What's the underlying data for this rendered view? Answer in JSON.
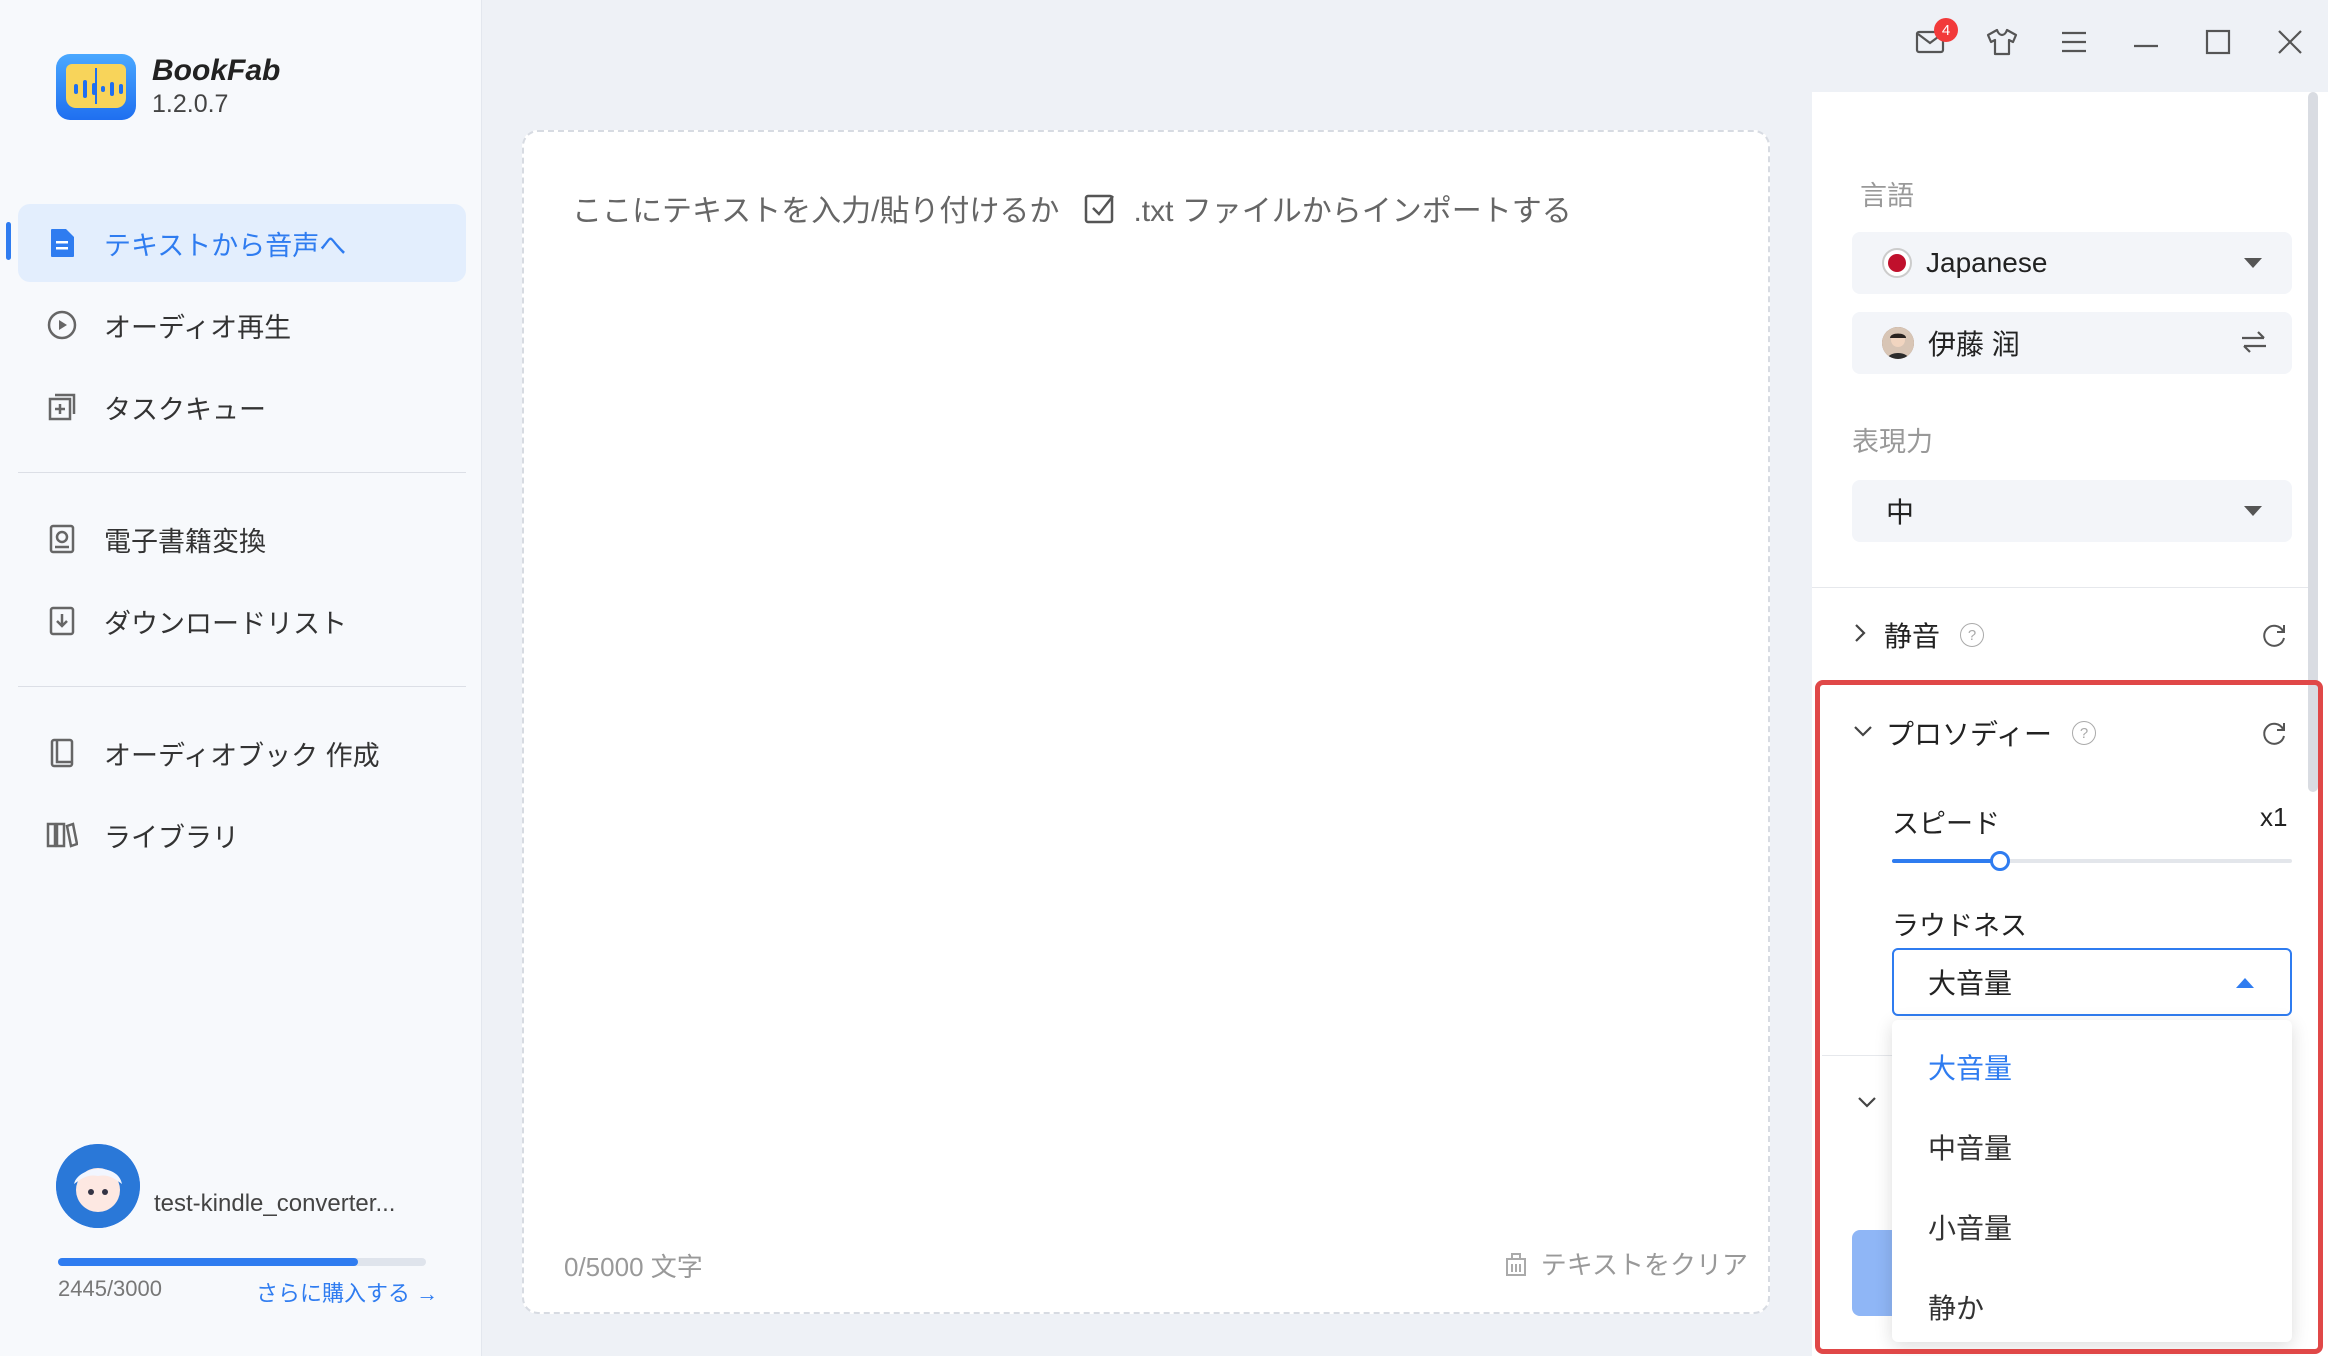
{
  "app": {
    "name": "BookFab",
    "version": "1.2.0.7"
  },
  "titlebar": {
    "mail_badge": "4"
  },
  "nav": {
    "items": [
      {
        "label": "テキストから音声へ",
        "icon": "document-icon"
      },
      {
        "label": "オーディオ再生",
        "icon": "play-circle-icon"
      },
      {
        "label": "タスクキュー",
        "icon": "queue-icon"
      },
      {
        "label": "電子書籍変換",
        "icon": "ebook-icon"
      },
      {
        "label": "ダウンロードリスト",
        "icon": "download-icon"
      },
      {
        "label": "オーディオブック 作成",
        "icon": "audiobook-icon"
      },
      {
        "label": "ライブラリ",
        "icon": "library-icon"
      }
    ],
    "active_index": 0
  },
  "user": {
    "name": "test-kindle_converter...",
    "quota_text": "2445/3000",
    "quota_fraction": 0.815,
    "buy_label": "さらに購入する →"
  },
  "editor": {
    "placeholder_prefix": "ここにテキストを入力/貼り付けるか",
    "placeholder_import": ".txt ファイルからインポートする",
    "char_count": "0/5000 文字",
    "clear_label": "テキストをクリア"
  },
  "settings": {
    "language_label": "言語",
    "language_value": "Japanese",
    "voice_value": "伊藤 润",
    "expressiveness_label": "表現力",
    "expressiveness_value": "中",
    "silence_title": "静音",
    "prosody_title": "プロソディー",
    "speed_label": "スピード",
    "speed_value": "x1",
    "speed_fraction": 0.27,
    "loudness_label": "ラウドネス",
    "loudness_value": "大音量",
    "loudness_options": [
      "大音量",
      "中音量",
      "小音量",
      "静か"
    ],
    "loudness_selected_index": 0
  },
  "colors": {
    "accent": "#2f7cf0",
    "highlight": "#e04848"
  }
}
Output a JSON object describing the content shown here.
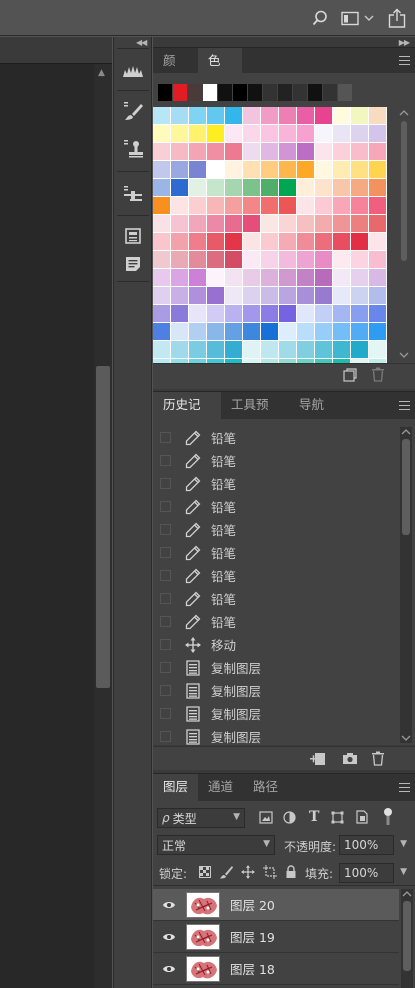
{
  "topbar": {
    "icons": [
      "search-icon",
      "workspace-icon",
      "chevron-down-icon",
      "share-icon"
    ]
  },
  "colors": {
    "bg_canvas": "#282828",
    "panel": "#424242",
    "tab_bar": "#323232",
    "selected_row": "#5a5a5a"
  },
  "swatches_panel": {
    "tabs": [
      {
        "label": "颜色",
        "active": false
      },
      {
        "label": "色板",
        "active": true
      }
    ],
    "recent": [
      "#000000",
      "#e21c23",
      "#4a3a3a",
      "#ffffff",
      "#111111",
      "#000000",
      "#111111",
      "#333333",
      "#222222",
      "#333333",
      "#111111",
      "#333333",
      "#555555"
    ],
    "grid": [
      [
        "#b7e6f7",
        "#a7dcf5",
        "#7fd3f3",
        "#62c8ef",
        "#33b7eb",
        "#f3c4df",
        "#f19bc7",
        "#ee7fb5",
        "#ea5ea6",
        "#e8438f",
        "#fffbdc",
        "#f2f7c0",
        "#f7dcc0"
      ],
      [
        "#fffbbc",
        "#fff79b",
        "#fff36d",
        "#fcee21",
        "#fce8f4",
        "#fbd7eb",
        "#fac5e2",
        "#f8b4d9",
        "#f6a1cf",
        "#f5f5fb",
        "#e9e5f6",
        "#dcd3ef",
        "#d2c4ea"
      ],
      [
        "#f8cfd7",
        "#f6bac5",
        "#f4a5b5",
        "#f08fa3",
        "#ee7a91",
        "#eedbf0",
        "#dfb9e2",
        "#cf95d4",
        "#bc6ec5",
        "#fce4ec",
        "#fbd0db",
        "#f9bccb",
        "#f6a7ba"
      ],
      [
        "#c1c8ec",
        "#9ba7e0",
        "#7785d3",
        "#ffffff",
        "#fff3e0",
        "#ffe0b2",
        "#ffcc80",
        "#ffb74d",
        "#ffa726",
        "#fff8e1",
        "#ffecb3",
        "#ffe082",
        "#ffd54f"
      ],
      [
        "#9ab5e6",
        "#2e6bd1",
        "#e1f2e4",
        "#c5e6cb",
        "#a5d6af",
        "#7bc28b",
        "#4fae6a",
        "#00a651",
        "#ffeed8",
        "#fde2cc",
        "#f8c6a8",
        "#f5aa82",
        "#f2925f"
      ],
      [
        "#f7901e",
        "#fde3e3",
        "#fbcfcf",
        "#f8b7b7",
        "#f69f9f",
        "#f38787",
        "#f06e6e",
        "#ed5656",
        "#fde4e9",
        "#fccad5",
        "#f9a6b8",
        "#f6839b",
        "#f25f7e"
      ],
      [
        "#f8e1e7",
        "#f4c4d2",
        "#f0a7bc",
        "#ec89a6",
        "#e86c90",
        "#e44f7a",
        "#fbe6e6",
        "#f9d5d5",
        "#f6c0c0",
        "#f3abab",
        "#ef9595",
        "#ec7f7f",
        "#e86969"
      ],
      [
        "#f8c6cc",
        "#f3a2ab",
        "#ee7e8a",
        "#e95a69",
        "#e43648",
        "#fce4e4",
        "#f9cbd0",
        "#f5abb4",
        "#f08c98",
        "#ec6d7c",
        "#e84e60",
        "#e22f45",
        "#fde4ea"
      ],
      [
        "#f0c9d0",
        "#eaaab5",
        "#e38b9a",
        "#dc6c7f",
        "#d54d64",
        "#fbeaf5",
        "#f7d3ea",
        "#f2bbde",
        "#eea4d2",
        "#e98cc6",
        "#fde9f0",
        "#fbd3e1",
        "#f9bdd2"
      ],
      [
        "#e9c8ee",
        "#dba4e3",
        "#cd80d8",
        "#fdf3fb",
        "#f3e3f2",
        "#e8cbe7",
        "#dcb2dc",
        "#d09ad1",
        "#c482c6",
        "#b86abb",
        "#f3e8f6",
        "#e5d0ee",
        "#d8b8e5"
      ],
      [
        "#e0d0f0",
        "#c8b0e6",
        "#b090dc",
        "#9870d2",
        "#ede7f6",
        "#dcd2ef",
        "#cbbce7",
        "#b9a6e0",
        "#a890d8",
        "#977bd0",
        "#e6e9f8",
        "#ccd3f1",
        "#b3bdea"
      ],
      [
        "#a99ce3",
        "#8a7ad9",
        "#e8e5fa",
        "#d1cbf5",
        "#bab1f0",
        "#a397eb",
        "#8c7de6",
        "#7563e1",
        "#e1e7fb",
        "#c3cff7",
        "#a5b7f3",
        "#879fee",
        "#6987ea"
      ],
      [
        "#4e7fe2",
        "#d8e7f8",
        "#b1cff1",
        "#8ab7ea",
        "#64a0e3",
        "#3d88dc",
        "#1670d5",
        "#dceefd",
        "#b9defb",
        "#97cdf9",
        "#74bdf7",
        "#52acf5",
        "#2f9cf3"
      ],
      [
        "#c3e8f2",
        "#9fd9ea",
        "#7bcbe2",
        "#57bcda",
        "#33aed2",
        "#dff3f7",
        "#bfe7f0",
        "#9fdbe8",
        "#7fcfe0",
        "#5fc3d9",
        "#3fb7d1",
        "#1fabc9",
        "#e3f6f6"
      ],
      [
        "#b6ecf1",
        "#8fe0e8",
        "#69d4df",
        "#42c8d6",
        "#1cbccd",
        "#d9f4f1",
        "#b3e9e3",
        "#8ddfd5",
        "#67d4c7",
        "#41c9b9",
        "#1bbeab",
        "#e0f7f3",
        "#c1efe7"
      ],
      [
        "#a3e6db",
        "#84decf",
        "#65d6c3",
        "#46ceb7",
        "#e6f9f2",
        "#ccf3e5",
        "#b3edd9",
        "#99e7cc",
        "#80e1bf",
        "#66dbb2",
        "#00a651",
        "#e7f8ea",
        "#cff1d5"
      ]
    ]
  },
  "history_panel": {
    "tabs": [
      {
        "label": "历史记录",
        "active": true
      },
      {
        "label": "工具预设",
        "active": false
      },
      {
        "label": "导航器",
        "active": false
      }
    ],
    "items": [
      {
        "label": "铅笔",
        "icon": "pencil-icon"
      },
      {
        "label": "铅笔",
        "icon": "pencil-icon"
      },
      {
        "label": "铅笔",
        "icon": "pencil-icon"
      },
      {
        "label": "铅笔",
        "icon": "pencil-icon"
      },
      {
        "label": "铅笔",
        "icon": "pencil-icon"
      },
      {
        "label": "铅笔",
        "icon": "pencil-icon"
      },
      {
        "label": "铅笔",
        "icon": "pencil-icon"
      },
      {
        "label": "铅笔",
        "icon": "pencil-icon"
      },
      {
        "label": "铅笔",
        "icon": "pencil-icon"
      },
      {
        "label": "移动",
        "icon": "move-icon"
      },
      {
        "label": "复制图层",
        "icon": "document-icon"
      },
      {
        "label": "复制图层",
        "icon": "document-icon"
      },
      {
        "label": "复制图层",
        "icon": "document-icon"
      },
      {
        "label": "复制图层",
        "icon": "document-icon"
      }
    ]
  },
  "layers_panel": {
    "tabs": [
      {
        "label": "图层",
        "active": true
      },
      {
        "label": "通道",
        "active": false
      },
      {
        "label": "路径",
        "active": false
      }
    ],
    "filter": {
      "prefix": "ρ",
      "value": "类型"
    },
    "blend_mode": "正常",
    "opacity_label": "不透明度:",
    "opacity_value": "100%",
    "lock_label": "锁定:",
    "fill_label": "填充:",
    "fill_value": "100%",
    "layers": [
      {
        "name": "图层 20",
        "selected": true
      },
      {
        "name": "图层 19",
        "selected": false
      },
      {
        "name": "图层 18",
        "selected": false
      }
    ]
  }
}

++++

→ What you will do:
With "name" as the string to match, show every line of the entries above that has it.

→ Result:
    "name": "BookFab",
    "name": "test-kindle_converter...",
        "name": "图层 20",
        "name": "图层 19",
        "name": "图层 18",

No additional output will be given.